The project will include newer energy-efficient pumps and see an increased sewer pumping capacity, expected to meet the town’s needs for the next 40 years.
Cumming Construction’s nearly $4.9 million proposal was the lowest of five received, but cost wasn’t the only factor considered, TRUE Consulting engineer Daniel Grant said in a report to the town.
“Cumming’s clear and concise proposal, initial cost, previous experiences with both the town and TRUE, and recorded history of successful project execution lead to this decision,” he said.
A few negotiated changes, including removing a fourth pump, lowered the contract value to just over $4.6 million, remaining in the town’s budget.
Coun.
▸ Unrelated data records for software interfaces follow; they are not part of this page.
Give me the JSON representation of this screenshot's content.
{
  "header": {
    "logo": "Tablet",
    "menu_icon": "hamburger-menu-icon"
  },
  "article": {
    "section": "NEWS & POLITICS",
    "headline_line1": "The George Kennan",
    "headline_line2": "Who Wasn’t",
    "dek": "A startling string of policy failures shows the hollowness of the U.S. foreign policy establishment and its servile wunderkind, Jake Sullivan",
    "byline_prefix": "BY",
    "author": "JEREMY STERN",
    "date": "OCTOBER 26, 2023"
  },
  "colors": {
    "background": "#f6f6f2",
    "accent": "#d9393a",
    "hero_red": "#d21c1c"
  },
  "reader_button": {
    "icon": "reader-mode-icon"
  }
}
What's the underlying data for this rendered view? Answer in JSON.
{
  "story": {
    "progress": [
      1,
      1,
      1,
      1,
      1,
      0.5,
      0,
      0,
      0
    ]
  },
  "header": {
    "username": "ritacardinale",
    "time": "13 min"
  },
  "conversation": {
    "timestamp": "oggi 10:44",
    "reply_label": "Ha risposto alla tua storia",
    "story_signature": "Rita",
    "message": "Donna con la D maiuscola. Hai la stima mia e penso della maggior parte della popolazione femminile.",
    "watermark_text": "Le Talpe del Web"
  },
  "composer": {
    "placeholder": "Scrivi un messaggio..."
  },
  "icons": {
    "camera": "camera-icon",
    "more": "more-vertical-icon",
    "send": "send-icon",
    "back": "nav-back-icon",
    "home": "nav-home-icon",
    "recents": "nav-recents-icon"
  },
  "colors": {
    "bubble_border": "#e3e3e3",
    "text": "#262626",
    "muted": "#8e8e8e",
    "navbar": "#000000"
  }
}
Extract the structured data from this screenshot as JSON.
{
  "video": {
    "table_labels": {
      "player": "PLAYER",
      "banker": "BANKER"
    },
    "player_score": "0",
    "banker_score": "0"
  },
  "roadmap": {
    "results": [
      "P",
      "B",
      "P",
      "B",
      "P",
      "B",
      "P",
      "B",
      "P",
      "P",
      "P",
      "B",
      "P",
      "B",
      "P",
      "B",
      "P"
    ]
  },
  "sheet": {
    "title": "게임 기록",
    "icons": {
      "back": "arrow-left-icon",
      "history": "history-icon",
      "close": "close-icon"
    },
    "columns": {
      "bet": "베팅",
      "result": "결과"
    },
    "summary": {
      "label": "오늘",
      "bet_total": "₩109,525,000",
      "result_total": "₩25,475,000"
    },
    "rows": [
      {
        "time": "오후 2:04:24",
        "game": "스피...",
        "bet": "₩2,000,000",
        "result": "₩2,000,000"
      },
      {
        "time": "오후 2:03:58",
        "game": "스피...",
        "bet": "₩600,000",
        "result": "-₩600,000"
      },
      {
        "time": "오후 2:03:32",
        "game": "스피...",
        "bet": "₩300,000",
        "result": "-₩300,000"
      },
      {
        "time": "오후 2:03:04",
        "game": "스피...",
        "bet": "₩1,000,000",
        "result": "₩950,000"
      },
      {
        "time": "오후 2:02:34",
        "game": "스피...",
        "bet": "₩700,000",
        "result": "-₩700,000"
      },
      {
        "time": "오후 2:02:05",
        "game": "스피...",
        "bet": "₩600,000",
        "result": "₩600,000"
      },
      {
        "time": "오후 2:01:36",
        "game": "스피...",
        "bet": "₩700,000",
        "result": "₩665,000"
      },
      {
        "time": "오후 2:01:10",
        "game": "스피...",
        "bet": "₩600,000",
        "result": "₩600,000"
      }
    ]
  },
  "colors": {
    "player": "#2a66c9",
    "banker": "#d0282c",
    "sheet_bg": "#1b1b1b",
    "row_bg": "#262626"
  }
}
Brian Harvey addressed the future impact about removing the fourth pump.
The pump isn’t necessary, at least not now, Dinwoodie said.
“We probably won’t have capacity issues until the year 2034 … It is a very expensive item.”
Mayor Sue McKortoff asked if construction will begin immediately.
The contractor will start purchasing equipment and do some exploratory work over the summer, Dinwoodie responded, but construction likely won’t begin until the fall, after Labour Day, and the nearby Jack Shaw splash park will be open during the summer.
The project is expected to be completed by the end of April 2020.